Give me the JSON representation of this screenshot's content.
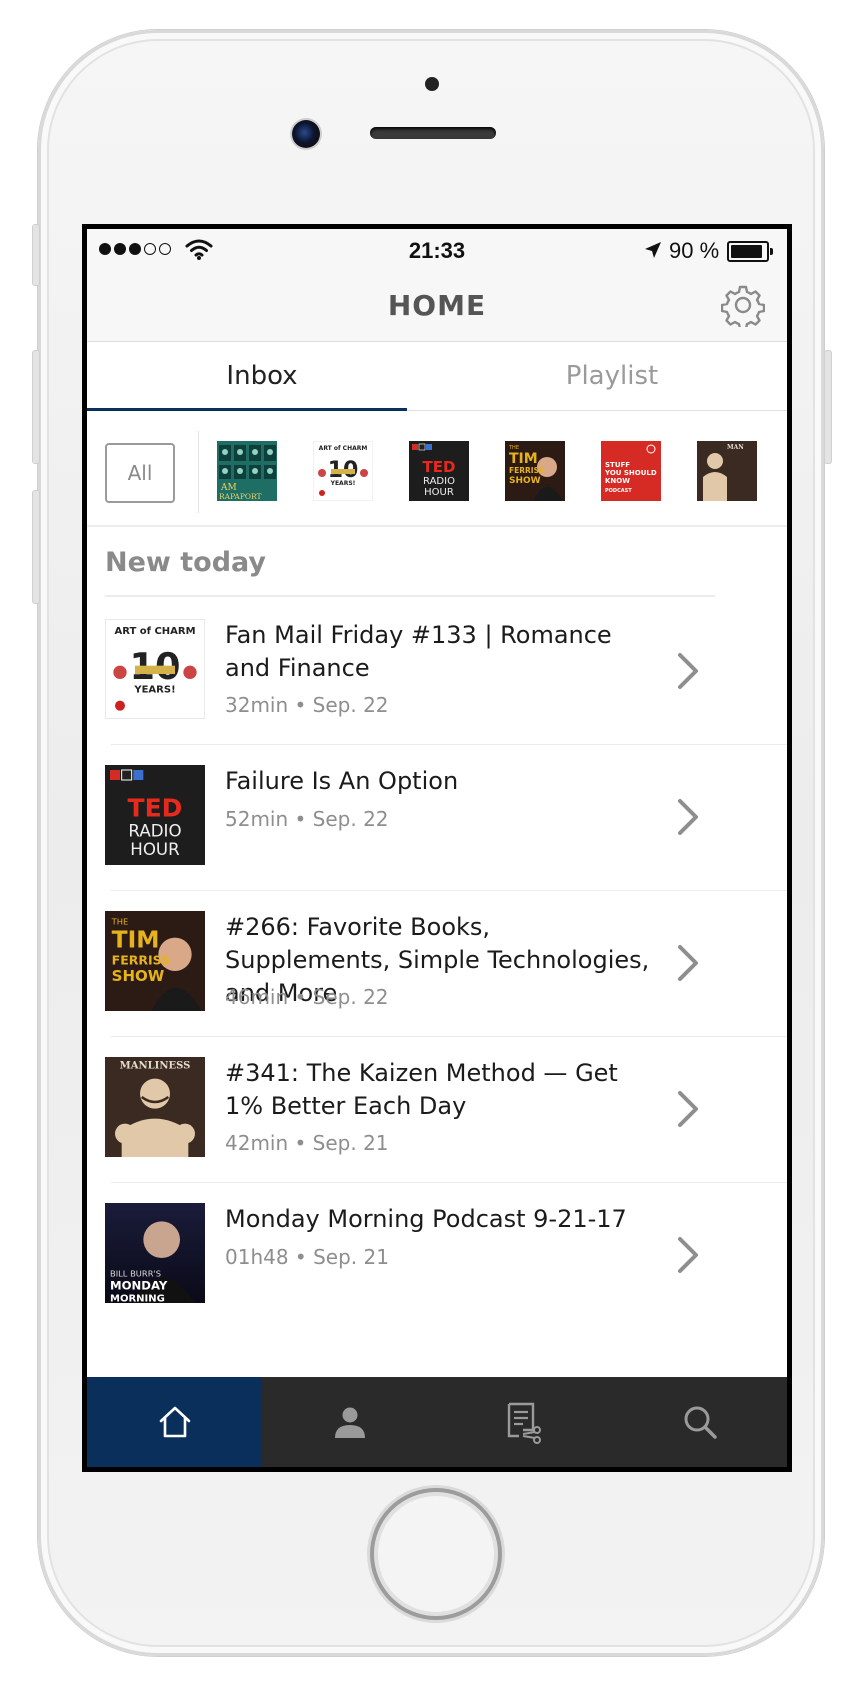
{
  "status_bar": {
    "time": "21:33",
    "battery_percent": "90 %",
    "battery_level": 0.9,
    "signal_bars_filled": 3,
    "signal_bars_total": 5
  },
  "header": {
    "title": "HOME",
    "settings_icon": "gear-icon"
  },
  "tabs": [
    {
      "label": "Inbox",
      "active": true
    },
    {
      "label": "Playlist",
      "active": false
    }
  ],
  "filter_bar": {
    "all_label": "All",
    "podcasts": [
      {
        "icon": "i-am-rapaport-cover",
        "text": "AM RAPAPORT",
        "color": "#1f7a6e"
      },
      {
        "icon": "art-of-charm-cover",
        "text": "ART of CHARM 10 YEARS!",
        "color": "#ffffff"
      },
      {
        "icon": "ted-radio-hour-cover",
        "text": "TED RADIO HOUR",
        "color": "#1d1d1d"
      },
      {
        "icon": "tim-ferriss-show-cover",
        "text": "THE TIM FERRISS SHOW",
        "color": "#c8a218"
      },
      {
        "icon": "stuff-you-should-know-cover",
        "text": "STUFF YOU SHOULD KNOW PODCAST",
        "color": "#d62b25"
      },
      {
        "icon": "art-of-manliness-cover",
        "text": "MAN",
        "color": "#3a2a22"
      }
    ]
  },
  "section": {
    "title": "New today"
  },
  "episodes": [
    {
      "title": "Fan Mail Friday #133 | Romance and Finance",
      "meta": "32min • Sep. 22",
      "art": "art-of-charm-cover"
    },
    {
      "title": "Failure Is An Option",
      "meta": "52min • Sep. 22",
      "art": "ted-radio-hour-cover"
    },
    {
      "title": "#266: Favorite Books, Supplements, Simple Technologies, and More",
      "meta": "46min • Sep. 22",
      "art": "tim-ferriss-show-cover"
    },
    {
      "title": "#341: The Kaizen Method — Get 1% Better Each Day",
      "meta": "42min • Sep. 21",
      "art": "art-of-manliness-cover"
    },
    {
      "title": "Monday Morning Podcast 9-21-17",
      "meta": "01h48 • Sep. 21",
      "art": "bill-burr-monday-morning-cover"
    }
  ],
  "bottom_nav": [
    {
      "icon": "home-icon",
      "active": true
    },
    {
      "icon": "profile-icon",
      "active": false
    },
    {
      "icon": "playlist-edit-icon",
      "active": false
    },
    {
      "icon": "search-icon",
      "active": false
    }
  ],
  "colors": {
    "accent": "#0b2f5b",
    "nav_background": "#2a2a2a",
    "muted_text": "#8e8e8e"
  }
}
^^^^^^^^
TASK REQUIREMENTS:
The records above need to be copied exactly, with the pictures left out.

TASK ANSWER:
Give me the JSON representation of this screenshot's content.
{
  "status_bar": {
    "time": "21:33",
    "battery_percent": "90 %",
    "battery_level": 0.9,
    "signal_bars_filled": 3,
    "signal_bars_total": 5
  },
  "header": {
    "title": "HOME",
    "settings_icon": "gear-icon"
  },
  "tabs": [
    {
      "label": "Inbox",
      "active": true
    },
    {
      "label": "Playlist",
      "active": false
    }
  ],
  "filter_bar": {
    "all_label": "All",
    "podcasts": [
      {
        "icon": "i-am-rapaport-cover",
        "text": "AM RAPAPORT",
        "color": "#1f7a6e"
      },
      {
        "icon": "art-of-charm-cover",
        "text": "ART of CHARM 10 YEARS!",
        "color": "#ffffff"
      },
      {
        "icon": "ted-radio-hour-cover",
        "text": "TED RADIO HOUR",
        "color": "#1d1d1d"
      },
      {
        "icon": "tim-ferriss-show-cover",
        "text": "THE TIM FERRISS SHOW",
        "color": "#c8a218"
      },
      {
        "icon": "stuff-you-should-know-cover",
        "text": "STUFF YOU SHOULD KNOW PODCAST",
        "color": "#d62b25"
      },
      {
        "icon": "art-of-manliness-cover",
        "text": "MAN",
        "color": "#3a2a22"
      }
    ]
  },
  "section": {
    "title": "New today"
  },
  "episodes": [
    {
      "title": "Fan Mail Friday #133 | Romance and Finance",
      "meta": "32min • Sep. 22",
      "art": "art-of-charm-cover"
    },
    {
      "title": "Failure Is An Option",
      "meta": "52min • Sep. 22",
      "art": "ted-radio-hour-cover"
    },
    {
      "title": "#266: Favorite Books, Supplements, Simple Technologies, and More",
      "meta": "46min • Sep. 22",
      "art": "tim-ferriss-show-cover"
    },
    {
      "title": "#341: The Kaizen Method — Get 1% Better Each Day",
      "meta": "42min • Sep. 21",
      "art": "art-of-manliness-cover"
    },
    {
      "title": "Monday Morning Podcast 9-21-17",
      "meta": "01h48 • Sep. 21",
      "art": "bill-burr-monday-morning-cover"
    }
  ],
  "bottom_nav": [
    {
      "icon": "home-icon",
      "active": true
    },
    {
      "icon": "profile-icon",
      "active": false
    },
    {
      "icon": "playlist-edit-icon",
      "active": false
    },
    {
      "icon": "search-icon",
      "active": false
    }
  ],
  "colors": {
    "accent": "#0b2f5b",
    "nav_background": "#2a2a2a",
    "muted_text": "#8e8e8e"
  }
}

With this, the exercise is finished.